With the help of a loan from the Bank of Montreal, the ranch was able to finance 75 per cent of its land, and the buy-in was 25 per cent of the share value, he said.
“It was actually quite an ingenious thing to do,” said Nelson. “To be honest, it was very forward-thinking philosophy. They ran Waldron so it could be best for everybody.”
Waldron Ranch has become a model for grazing co-ops around the world, he said.
Ed never stopped working to ensure the grasses on the land were the best in order to raise quality cattle, which often meant bringing in people to conduct studies and implementing the recommendations that came out of them, he said.
Waldron Ranch grew over the years to 51,000 acres. Then in 2013, the group purchased 14,000 acres from the King brothers, who were 92 years old and had lived on their land all their lives.
Today, Waldron Ranch boasts 65,000 acres of forested, grazing, and peated land.
There were other feats over Ed’s years. He helped salvage the Stavely Livestock Auction Market, which many southern Alberta farmers and ranchers relied on, by creating another co-op in the 1970s to keep it running.
He also helped start up the Willow Creek Surface Rights Society when it became clear the oil and gas industry would continue expanding into southern Alberta. The organization helped farmers negotiate with oil and gas companies, said Nelson.
One of Ed’s biggest coups was going up against the Canadian Wheat Board in the late 1970s, he said. A group of 53 farmers had over-delivered to the granary in Stavely and were begin charged by the Wheat Board because it was illegal to take grain to an elevator without a quota to sell it.
“It was the Alberta Wheat Pool elevator, which was a farmer-owned co-operative, and the operator said we could store the grain there until we could sell it,” said Nelson. “That’s the way we thought it should work. It didn’t quite go that way because the Canadian Wheat Board got a hold of it and said we couldn’t do that.”
All the farmers were charged, then offered a plea bargain to reduce charges if the farmers admitted they shouldn’t have stored their grain in the elevator.

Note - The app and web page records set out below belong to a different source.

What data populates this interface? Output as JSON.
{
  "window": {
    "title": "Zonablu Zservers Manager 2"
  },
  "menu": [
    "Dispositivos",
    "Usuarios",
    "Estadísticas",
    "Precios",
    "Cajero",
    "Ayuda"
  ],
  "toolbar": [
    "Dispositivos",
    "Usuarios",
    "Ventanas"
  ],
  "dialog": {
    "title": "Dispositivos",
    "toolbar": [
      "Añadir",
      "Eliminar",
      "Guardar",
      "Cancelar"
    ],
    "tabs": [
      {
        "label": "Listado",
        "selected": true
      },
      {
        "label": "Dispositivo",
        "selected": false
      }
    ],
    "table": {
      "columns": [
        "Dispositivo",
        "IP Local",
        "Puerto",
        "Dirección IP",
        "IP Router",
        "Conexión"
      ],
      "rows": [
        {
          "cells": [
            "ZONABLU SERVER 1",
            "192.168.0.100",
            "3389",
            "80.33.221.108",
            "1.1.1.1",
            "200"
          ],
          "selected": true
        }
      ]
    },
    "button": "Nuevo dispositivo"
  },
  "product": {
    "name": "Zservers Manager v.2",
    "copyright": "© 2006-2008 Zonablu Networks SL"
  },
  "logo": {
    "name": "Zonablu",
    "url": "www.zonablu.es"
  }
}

“So 52 of them said okay, but Dad said, ‘Screw you, I’m not wrong. This is our business and this is our elevator, we can do what we want,’” said Nelson. “He actually continued on and fought it, and he was the only one who got an absolute discharge.”
Ed never appreciated the Canadian Wheat Board, which he said was a government organization trying to control farmers. One of his happiest days was when the wheat board was dissolved in 2015, said Nelson.
A staunch conservative, Ed was one of the founding members of the Reform Party along with Preston Manning.
“He was always very involved with politics,” said Nelson. “Even a year ago he said to me, ‘Tim, I want to send a cheque to the Jason Kenney campaign.’ It was important to him, that conservative attitude and capitalistic economy.”
Ed was also very active with service clubs throughout his life, becoming a member of the Elks, the Oddfellows and the Legion, as well as others.
He was instrumental in erecting bronze plaques to mark historical rural schools and post offices, and then having a book written about the buildings to commemorate their heritage, said Nelson.
In 2017, he was recognized as one of 150 people who received a Canada 150 medal from MP John Barlow for his service and dedication to his province, country and industry.
“He’s one of those guys you don’t hear much about until after he’s gone, then you think, he did a lot of stuff, a lot of behind-the-scenes,” said Nelson. “Dad worked his butt off all his life. He probably helped more people than you could imagine.”